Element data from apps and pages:
Segment Open
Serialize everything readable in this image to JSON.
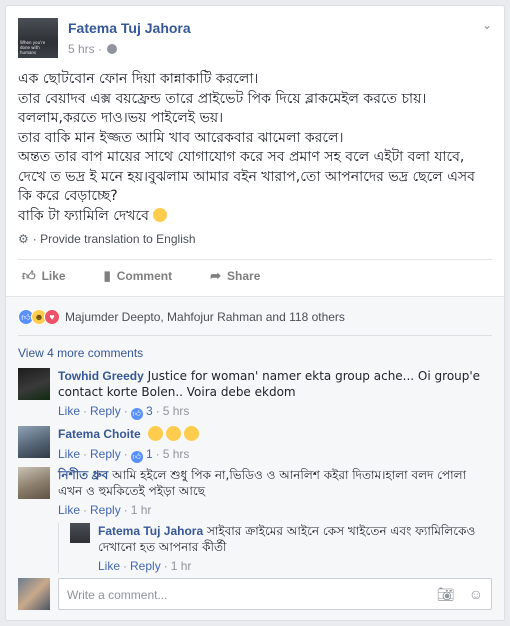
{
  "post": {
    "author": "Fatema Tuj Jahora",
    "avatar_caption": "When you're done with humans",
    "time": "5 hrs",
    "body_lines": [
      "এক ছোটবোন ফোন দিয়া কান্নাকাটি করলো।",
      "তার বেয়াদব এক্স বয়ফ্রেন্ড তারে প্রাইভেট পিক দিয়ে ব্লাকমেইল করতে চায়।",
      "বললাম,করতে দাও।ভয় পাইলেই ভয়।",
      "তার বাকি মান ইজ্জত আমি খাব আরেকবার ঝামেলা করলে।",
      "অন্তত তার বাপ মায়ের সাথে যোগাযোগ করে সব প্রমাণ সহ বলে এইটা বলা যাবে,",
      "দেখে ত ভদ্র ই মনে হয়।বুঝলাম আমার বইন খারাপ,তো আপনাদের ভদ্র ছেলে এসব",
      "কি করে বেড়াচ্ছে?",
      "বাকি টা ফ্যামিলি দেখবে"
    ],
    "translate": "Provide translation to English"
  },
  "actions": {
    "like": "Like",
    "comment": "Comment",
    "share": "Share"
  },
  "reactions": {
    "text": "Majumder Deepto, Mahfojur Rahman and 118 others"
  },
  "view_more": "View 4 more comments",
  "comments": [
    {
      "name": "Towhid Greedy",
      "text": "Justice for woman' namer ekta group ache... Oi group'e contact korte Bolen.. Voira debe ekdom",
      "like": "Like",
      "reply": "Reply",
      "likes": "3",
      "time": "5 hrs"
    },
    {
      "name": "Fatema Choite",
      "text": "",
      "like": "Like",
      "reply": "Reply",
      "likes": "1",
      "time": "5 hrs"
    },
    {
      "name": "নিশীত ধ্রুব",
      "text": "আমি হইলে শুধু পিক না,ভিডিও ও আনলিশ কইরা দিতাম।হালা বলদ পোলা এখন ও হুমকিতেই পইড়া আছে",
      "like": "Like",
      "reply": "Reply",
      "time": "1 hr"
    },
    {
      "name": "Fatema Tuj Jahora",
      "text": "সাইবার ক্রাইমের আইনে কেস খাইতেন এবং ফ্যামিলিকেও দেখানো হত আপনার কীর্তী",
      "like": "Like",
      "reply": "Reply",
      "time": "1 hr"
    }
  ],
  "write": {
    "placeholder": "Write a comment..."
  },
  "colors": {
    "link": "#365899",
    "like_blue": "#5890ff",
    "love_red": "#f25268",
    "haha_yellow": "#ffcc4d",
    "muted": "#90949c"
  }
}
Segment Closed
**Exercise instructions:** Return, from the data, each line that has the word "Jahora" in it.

**Answer area:**
    "author": "Fatema Tuj Jahora",
      "name": "Fatema Tuj Jahora",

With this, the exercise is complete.